## Task requirements
Print, exactly and completely, every entry in the data.

## Exercise data
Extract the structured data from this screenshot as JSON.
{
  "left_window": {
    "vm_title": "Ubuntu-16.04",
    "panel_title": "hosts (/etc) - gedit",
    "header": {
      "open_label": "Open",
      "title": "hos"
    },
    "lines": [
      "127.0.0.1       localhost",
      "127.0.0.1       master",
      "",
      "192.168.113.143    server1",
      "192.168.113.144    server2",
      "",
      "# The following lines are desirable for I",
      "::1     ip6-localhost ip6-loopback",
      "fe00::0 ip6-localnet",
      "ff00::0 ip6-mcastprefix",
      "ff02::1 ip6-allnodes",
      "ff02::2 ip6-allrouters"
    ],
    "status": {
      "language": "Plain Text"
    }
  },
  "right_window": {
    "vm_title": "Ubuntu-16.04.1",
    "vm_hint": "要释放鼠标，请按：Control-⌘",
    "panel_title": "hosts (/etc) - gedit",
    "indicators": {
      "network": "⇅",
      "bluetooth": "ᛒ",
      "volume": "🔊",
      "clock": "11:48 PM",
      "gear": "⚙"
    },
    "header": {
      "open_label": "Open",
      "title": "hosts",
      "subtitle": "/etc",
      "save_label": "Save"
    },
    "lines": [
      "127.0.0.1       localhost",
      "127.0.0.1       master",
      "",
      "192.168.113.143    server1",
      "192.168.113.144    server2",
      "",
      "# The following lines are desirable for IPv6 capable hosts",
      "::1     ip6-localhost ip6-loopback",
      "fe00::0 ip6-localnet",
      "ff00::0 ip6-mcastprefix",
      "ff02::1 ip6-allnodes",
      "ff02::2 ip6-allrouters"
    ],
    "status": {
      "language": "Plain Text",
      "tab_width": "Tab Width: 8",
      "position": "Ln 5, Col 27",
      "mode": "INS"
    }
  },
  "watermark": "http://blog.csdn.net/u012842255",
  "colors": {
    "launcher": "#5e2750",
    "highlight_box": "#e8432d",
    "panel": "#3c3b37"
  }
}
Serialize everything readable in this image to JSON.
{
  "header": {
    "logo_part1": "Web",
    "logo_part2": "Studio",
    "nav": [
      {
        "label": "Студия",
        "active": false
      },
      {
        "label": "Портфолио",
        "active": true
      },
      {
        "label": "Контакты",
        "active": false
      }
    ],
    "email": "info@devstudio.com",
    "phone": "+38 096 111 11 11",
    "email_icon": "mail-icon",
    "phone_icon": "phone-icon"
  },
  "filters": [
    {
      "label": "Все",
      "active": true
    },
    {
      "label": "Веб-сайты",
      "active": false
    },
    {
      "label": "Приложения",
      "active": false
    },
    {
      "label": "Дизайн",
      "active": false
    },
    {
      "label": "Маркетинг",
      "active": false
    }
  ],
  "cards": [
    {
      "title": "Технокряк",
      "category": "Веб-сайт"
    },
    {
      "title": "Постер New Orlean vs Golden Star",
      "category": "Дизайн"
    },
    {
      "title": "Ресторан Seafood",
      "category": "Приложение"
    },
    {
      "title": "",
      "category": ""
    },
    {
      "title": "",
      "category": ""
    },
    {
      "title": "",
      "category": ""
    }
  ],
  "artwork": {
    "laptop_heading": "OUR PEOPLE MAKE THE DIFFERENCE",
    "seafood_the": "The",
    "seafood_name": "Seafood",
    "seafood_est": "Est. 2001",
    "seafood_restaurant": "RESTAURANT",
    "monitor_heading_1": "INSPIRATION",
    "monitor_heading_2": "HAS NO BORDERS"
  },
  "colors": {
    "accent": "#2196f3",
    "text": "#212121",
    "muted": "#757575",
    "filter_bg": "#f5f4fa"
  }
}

## Completed task
Extract the structured data from this screenshot as JSON.
{
  "left_window": {
    "vm_title": "Ubuntu-16.04",
    "panel_title": "hosts (/etc) - gedit",
    "header": {
      "open_label": "Open",
      "title": "hos"
    },
    "lines": [
      "127.0.0.1       localhost",
      "127.0.0.1       master",
      "",
      "192.168.113.143    server1",
      "192.168.113.144    server2",
      "",
      "# The following lines are desirable for I",
      "::1     ip6-localhost ip6-loopback",
      "fe00::0 ip6-localnet",
      "ff00::0 ip6-mcastprefix",
      "ff02::1 ip6-allnodes",
      "ff02::2 ip6-allrouters"
    ],
    "status": {
      "language": "Plain Text"
    }
  },
  "right_window": {
    "vm_title": "Ubuntu-16.04.1",
    "vm_hint": "要释放鼠标，请按：Control-⌘",
    "panel_title": "hosts (/etc) - gedit",
    "indicators": {
      "network": "⇅",
      "bluetooth": "ᛒ",
      "volume": "🔊",
      "clock": "11:48 PM",
      "gear": "⚙"
    },
    "header": {
      "open_label": "Open",
      "title": "hosts",
      "subtitle": "/etc",
      "save_label": "Save"
    },
    "lines": [
      "127.0.0.1       localhost",
      "127.0.0.1       master",
      "",
      "192.168.113.143    server1",
      "192.168.113.144    server2",
      "",
      "# The following lines are desirable for IPv6 capable hosts",
      "::1     ip6-localhost ip6-loopback",
      "fe00::0 ip6-localnet",
      "ff00::0 ip6-mcastprefix",
      "ff02::1 ip6-allnodes",
      "ff02::2 ip6-allrouters"
    ],
    "status": {
      "language": "Plain Text",
      "tab_width": "Tab Width: 8",
      "position": "Ln 5, Col 27",
      "mode": "INS"
    }
  },
  "watermark": "http://blog.csdn.net/u012842255",
  "colors": {
    "launcher": "#5e2750",
    "highlight_box": "#e8432d",
    "panel": "#3c3b37"
  }
}
Serialize everything readable in this image to JSON.
{
  "header": {
    "logo_part1": "Web",
    "logo_part2": "Studio",
    "nav": [
      {
        "label": "Студия",
        "active": false
      },
      {
        "label": "Портфолио",
        "active": true
      },
      {
        "label": "Контакты",
        "active": false
      }
    ],
    "email": "info@devstudio.com",
    "phone": "+38 096 111 11 11",
    "email_icon": "mail-icon",
    "phone_icon": "phone-icon"
  },
  "filters": [
    {
      "label": "Все",
      "active": true
    },
    {
      "label": "Веб-сайты",
      "active": false
    },
    {
      "label": "Приложения",
      "active": false
    },
    {
      "label": "Дизайн",
      "active": false
    },
    {
      "label": "Маркетинг",
      "active": false
    }
  ],
  "cards": [
    {
      "title": "Технокряк",
      "category": "Веб-сайт"
    },
    {
      "title": "Постер New Orlean vs Golden Star",
      "category": "Дизайн"
    },
    {
      "title": "Ресторан Seafood",
      "category": "Приложение"
    },
    {
      "title": "",
      "category": ""
    },
    {
      "title": "",
      "category": ""
    },
    {
      "title": "",
      "category": ""
    }
  ],
  "artwork": {
    "laptop_heading": "OUR PEOPLE MAKE THE DIFFERENCE",
    "seafood_the": "The",
    "seafood_name": "Seafood",
    "seafood_est": "Est. 2001",
    "seafood_restaurant": "RESTAURANT",
    "monitor_heading_1": "INSPIRATION",
    "monitor_heading_2": "HAS NO BORDERS"
  },
  "colors": {
    "accent": "#2196f3",
    "text": "#212121",
    "muted": "#757575",
    "filter_bg": "#f5f4fa"
  }
}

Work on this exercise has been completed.